REQUIREMENT
Each line below must be reproduced exactly as it stands. Pictures stay out of the copy.

* * * * * * * * *

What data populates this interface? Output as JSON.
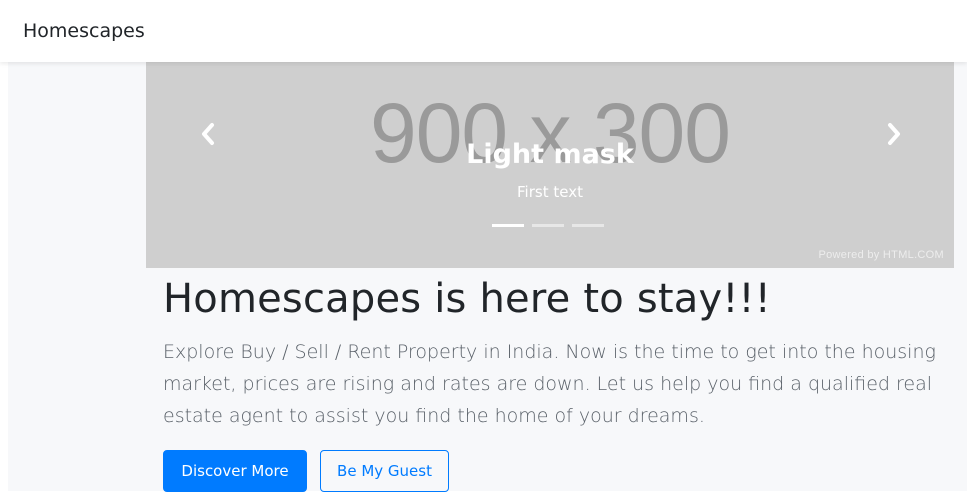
{
  "navbar": {
    "brand": "Homescapes"
  },
  "carousel": {
    "placeholder": "900 x 300",
    "caption_title": "Light mask",
    "caption_text": "First text",
    "powered_by": "Powered by HTML.COM",
    "slide_count": 3,
    "active_slide": 1,
    "background_color": "#cfcfcf"
  },
  "hero": {
    "headline": "Homescapes is here to stay!!!",
    "lead": "Explore Buy / Sell / Rent Property in India. Now is the time to get into the housing market, prices are rising and rates are down. Let us help you find a qualified real estate agent to assist you find the home of your dreams."
  },
  "buttons": {
    "primary_label": "Discover More",
    "secondary_label": "Be My Guest",
    "accent_color": "#007bff"
  }
}
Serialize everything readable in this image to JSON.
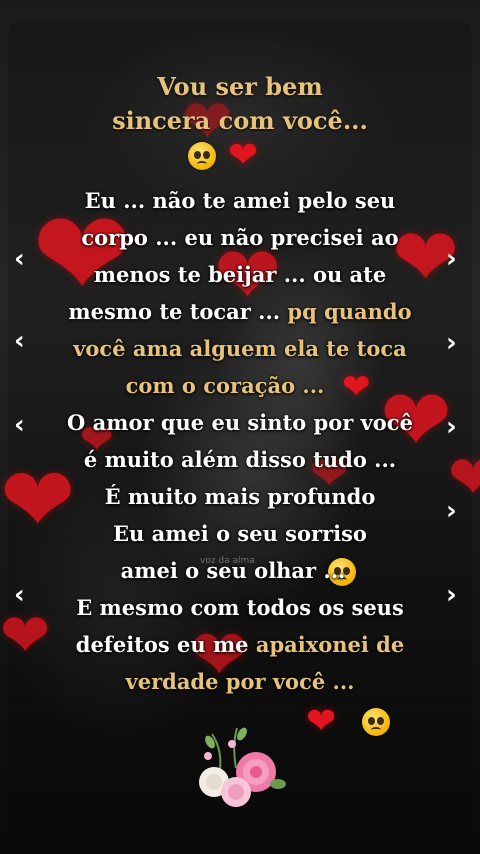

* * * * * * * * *

PROBLEM SOLUTION
What data populates this interface? Output as JSON.
{
  "navbar": {
    "brand": "Homescapes"
  },
  "carousel": {
    "placeholder": "900 x 300",
    "caption_title": "Light mask",
    "caption_text": "First text",
    "powered_by": "Powered by HTML.COM",
    "slide_count": 3,
    "active_slide": 1,
    "background_color": "#cfcfcf"
  },
  "hero": {
    "headline": "Homescapes is here to stay!!!",
    "lead": "Explore Buy / Sell / Rent Property in India. Now is the time to get into the housing market, prices are rising and rates are down. Let us help you find a qualified real estate agent to assist you find the home of your dreams."
  },
  "buttons": {
    "primary_label": "Discover More",
    "secondary_label": "Be My Guest",
    "accent_color": "#007bff"
  }
}
Serialize everything readable in this image to JSON.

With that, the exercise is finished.